§ **BRIEF**:
Copy the data. Keep every character as given.

******************************

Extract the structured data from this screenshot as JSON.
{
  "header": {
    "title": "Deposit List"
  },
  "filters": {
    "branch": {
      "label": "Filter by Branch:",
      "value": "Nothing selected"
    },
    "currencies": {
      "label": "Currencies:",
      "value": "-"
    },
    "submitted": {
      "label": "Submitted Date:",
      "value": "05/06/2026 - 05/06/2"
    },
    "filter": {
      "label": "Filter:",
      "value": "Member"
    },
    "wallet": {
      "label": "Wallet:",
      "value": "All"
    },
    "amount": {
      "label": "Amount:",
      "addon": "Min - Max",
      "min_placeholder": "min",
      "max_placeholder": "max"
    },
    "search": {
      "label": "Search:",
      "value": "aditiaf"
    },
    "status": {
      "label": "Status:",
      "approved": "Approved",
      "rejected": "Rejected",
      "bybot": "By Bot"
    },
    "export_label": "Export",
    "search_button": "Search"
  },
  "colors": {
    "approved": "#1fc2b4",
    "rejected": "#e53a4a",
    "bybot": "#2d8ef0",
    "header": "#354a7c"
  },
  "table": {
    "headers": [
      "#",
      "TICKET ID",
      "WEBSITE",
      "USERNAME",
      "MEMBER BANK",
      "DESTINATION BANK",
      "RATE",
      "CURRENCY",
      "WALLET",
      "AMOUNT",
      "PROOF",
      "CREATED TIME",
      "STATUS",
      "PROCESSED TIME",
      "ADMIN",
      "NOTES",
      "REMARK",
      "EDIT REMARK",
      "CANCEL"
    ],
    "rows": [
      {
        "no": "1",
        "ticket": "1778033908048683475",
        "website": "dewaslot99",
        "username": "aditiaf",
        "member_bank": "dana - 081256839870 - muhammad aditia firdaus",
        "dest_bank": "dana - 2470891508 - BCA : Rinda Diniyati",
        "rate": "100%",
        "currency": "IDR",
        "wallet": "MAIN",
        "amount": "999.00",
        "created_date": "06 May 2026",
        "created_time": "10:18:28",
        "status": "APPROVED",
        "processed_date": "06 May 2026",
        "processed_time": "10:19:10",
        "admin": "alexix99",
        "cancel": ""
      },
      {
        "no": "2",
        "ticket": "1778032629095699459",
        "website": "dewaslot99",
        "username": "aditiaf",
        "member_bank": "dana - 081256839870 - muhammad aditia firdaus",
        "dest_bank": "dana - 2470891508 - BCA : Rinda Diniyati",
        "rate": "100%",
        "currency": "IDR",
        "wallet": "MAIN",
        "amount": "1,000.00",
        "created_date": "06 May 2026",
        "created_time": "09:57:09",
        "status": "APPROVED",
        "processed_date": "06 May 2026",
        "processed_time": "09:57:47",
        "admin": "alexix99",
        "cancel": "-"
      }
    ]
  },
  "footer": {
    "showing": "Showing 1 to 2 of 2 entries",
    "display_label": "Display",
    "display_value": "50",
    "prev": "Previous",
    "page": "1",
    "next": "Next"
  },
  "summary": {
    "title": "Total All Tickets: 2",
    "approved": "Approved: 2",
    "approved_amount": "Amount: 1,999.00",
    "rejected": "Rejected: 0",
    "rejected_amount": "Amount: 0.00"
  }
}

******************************

§ **TASK RESPONSE**:
Extract the structured data from this screenshot as JSON.
{
  "header": {
    "title": "Deposit List"
  },
  "filters": {
    "branch": {
      "label": "Filter by Branch:",
      "value": "Nothing selected"
    },
    "currencies": {
      "label": "Currencies:",
      "value": "-"
    },
    "submitted": {
      "label": "Submitted Date:",
      "value": "05/06/2026 - 05/06/2"
    },
    "filter": {
      "label": "Filter:",
      "value": "Member"
    },
    "wallet": {
      "label": "Wallet:",
      "value": "All"
    },
    "amount": {
      "label": "Amount:",
      "addon": "Min - Max",
      "min_placeholder": "min",
      "max_placeholder": "max"
    },
    "search": {
      "label": "Search:",
      "value": "aditiaf"
    },
    "status": {
      "label": "Status:",
      "approved": "Approved",
      "rejected": "Rejected",
      "bybot": "By Bot"
    },
    "export_label": "Export",
    "search_button": "Search"
  },
  "colors": {
    "approved": "#1fc2b4",
    "rejected": "#e53a4a",
    "bybot": "#2d8ef0",
    "header": "#354a7c"
  },
  "table": {
    "headers": [
      "#",
      "TICKET ID",
      "WEBSITE",
      "USERNAME",
      "MEMBER BANK",
      "DESTINATION BANK",
      "RATE",
      "CURRENCY",
      "WALLET",
      "AMOUNT",
      "PROOF",
      "CREATED TIME",
      "STATUS",
      "PROCESSED TIME",
      "ADMIN",
      "NOTES",
      "REMARK",
      "EDIT REMARK",
      "CANCEL"
    ],
    "rows": [
      {
        "no": "1",
        "ticket": "1778033908048683475",
        "website": "dewaslot99",
        "username": "aditiaf",
        "member_bank": "dana - 081256839870 - muhammad aditia firdaus",
        "dest_bank": "dana - 2470891508 - BCA : Rinda Diniyati",
        "rate": "100%",
        "currency": "IDR",
        "wallet": "MAIN",
        "amount": "999.00",
        "created_date": "06 May 2026",
        "created_time": "10:18:28",
        "status": "APPROVED",
        "processed_date": "06 May 2026",
        "processed_time": "10:19:10",
        "admin": "alexix99",
        "cancel": ""
      },
      {
        "no": "2",
        "ticket": "1778032629095699459",
        "website": "dewaslot99",
        "username": "aditiaf",
        "member_bank": "dana - 081256839870 - muhammad aditia firdaus",
        "dest_bank": "dana - 2470891508 - BCA : Rinda Diniyati",
        "rate": "100%",
        "currency": "IDR",
        "wallet": "MAIN",
        "amount": "1,000.00",
        "created_date": "06 May 2026",
        "created_time": "09:57:09",
        "status": "APPROVED",
        "processed_date": "06 May 2026",
        "processed_time": "09:57:47",
        "admin": "alexix99",
        "cancel": "-"
      }
    ]
  },
  "footer": {
    "showing": "Showing 1 to 2 of 2 entries",
    "display_label": "Display",
    "display_value": "50",
    "prev": "Previous",
    "page": "1",
    "next": "Next"
  },
  "summary": {
    "title": "Total All Tickets: 2",
    "approved": "Approved: 2",
    "approved_amount": "Amount: 1,999.00",
    "rejected": "Rejected: 0",
    "rejected_amount": "Amount: 0.00"
  }
}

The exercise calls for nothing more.